## Stored records

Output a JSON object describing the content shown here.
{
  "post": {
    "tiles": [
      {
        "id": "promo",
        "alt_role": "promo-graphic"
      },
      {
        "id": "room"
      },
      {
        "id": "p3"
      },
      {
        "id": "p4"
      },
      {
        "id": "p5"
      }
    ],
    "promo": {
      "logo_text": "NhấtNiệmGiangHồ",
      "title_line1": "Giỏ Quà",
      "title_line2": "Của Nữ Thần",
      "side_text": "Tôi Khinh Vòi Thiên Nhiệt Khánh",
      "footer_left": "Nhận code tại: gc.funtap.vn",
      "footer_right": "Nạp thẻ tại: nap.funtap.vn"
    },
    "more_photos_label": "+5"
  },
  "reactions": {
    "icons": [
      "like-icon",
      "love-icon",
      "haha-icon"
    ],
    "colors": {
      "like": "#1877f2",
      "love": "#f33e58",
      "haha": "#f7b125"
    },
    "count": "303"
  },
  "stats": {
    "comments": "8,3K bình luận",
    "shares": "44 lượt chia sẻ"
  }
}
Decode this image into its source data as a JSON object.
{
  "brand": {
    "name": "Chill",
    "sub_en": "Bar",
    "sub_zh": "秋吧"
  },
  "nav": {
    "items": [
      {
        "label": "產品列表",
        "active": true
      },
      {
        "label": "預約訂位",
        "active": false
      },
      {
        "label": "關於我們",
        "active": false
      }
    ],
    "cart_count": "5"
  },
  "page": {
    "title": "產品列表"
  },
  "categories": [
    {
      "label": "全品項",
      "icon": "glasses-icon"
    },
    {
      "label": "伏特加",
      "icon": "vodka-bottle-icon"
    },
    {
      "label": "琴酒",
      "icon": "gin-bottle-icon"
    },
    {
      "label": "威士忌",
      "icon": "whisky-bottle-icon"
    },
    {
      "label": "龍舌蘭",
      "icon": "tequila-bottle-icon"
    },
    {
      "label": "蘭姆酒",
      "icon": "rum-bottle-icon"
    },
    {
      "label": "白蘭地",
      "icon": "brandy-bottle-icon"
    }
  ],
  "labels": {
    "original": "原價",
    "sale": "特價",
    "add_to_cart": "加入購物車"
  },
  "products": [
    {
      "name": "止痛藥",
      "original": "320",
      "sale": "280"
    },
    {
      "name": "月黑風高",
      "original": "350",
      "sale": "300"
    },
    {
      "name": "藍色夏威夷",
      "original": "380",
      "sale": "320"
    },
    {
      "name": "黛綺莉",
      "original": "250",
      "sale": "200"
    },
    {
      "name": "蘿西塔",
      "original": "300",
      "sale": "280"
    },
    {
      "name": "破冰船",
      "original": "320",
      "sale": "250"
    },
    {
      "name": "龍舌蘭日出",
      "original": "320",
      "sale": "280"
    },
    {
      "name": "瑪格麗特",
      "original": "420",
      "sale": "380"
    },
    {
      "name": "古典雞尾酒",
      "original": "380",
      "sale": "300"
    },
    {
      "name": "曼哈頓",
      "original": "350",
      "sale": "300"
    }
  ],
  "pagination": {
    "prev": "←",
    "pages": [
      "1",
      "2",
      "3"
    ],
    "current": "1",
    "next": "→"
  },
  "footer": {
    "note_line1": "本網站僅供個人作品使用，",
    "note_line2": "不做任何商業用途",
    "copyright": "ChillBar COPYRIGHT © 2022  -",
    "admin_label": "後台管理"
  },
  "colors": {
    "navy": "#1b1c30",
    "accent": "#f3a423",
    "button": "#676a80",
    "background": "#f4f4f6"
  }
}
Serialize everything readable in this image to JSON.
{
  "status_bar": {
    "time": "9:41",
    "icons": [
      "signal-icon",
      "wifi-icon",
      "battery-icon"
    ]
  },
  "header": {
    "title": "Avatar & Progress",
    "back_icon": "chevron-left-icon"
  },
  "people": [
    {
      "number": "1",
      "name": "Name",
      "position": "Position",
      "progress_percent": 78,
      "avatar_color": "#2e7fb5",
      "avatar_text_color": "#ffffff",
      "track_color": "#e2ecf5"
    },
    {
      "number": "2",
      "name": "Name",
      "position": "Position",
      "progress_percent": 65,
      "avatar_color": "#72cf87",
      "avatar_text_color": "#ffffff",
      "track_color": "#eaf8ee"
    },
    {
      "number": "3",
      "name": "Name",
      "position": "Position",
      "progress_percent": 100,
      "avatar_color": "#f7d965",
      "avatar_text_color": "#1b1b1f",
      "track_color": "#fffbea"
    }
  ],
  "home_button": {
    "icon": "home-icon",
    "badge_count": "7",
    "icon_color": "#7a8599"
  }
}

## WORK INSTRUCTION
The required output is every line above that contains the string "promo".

## RESPONSE AREA
        "id": "promo",
        "alt_role": "promo-graphic"
    "promo": {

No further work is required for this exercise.